Ava Black’s engrossing novel, The Friends, is a psychological thriller revolving around a fateful high school party years ago.
The novel centers on three would-be friends, or rather frenemies. In their high school past, Marlene was the unpopular girl who was only welcome at a certain homecoming party if she brought the illegal booze. Known as “Marlene the Trailer Trash Queen,” she was invited by her popular and mean cousin, Valarie. With her friend, Hope, she stole the whiskey—but that was the least of the wrongs committed that night.
In the present, Marlene is a successful author whose marriage is falling apart in Chicago. She travels to her small-town home in Wisconsin to help Valarie, who is in the mid-stage of ALS but still as mean as ever. Once home, Marlene encounters Hope, who is now a meth addict, thief and prostitute. Readers soon learn that all three partly know the facts behind a tragedy that happened at the homecoming party, but none know what the others know.
Black’s deft storytelling sucks readers into this complicated and absorbing tale of lovers, betrayals, blackmail and murder. Mostly, though, it’s a story of friendship and connection—or the lack of both.
The story shifts ably among the three women’s viewpoints. As the author develops each character, they grow from unlikable and unsympathetic to utterly compelling.
Ultimately, however, it’s the story’s unexpected turns and the author’s crisp writing style that keep readers flying through the book. Told in present tense in mostly spare sentences, the narrative conveys a sense of urgency without sacrificing style.
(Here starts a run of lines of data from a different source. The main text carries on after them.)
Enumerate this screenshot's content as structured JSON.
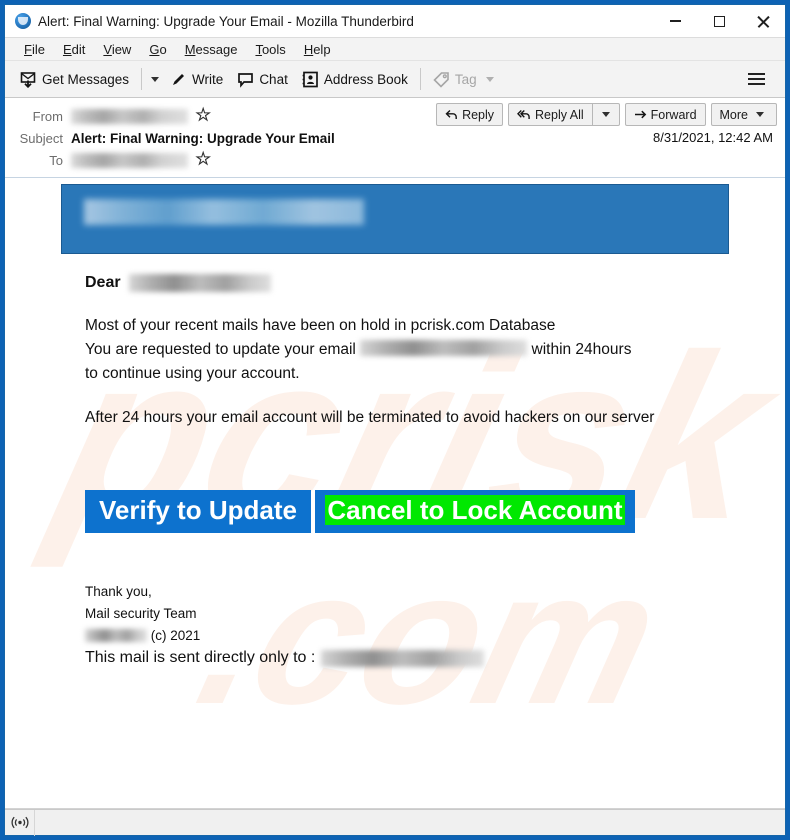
{
  "window": {
    "title": "Alert: Final Warning: Upgrade Your Email - Mozilla Thunderbird",
    "app_icon": "thunderbird-icon",
    "controls": {
      "minimize": "minimize-icon",
      "maximize": "maximize-icon",
      "close": "close-icon"
    }
  },
  "menubar": {
    "items": [
      {
        "label": "File",
        "accesskey": "F"
      },
      {
        "label": "Edit",
        "accesskey": "E"
      },
      {
        "label": "View",
        "accesskey": "V"
      },
      {
        "label": "Go",
        "accesskey": "G"
      },
      {
        "label": "Message",
        "accesskey": "M"
      },
      {
        "label": "Tools",
        "accesskey": "T"
      },
      {
        "label": "Help",
        "accesskey": "H"
      }
    ]
  },
  "toolbar": {
    "get_messages": "Get Messages",
    "get_messages_icon": "get-messages-icon",
    "write": "Write",
    "write_icon": "pencil-icon",
    "chat": "Chat",
    "chat_icon": "chat-bubble-icon",
    "address_book": "Address Book",
    "address_book_icon": "address-book-icon",
    "tag": "Tag",
    "tag_icon": "tag-icon",
    "tag_disabled": true,
    "app_menu_icon": "hamburger-icon"
  },
  "message_header": {
    "from_label": "From",
    "from_value": "",
    "subject_label": "Subject",
    "subject_value": "Alert: Final Warning: Upgrade Your Email",
    "to_label": "To",
    "to_value": "",
    "date": "8/31/2021, 12:42 AM",
    "star_icon": "star-icon",
    "actions": {
      "reply": "Reply",
      "reply_icon": "reply-arrow-icon",
      "reply_all": "Reply All",
      "reply_all_icon": "reply-all-arrow-icon",
      "reply_all_caret": "chevron-down-icon",
      "forward": "Forward",
      "forward_icon": "forward-arrow-icon",
      "more": "More",
      "more_caret": "chevron-down-icon"
    }
  },
  "email": {
    "banner_address_redacted": true,
    "greeting": "Dear",
    "paragraph_1_a": "Most of your recent mails have been on hold in pcrisk.com Database",
    "paragraph_1_b": "You are requested to update your email",
    "paragraph_1_c": "within 24hours",
    "paragraph_1_d": "to continue using your account.",
    "paragraph_2": "After 24 hours your email account will be terminated to avoid hackers on our server",
    "cta_primary": "Verify to Update",
    "cta_secondary": "Cancel to Lock Account",
    "thank_you": "Thank you,",
    "team": "Mail security Team",
    "copyright": "(c) 2021",
    "final_line": "This mail is sent directly only to :",
    "colors": {
      "banner_blue": "#2a77b8",
      "cta_blue": "#0d72ce",
      "highlight_green": "#00e800"
    }
  },
  "watermark": {
    "text": "pcrisk.com",
    "color": "#fdf0e8"
  },
  "statusbar": {
    "icon": "broadcast-signal-icon",
    "text": ""
  }
}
For example, when one character considers the “questionable things” she has done, Black writes: “She doesn’t feel bad, she feels like a worm that burrowed into her brain, and caused it to swell, has crawled out and released the pressure.”
Fans of Denise Mina and other psychological thrillers such as Gone Girl will relish the twists and turns of this page-turner.
Also available as an ebook.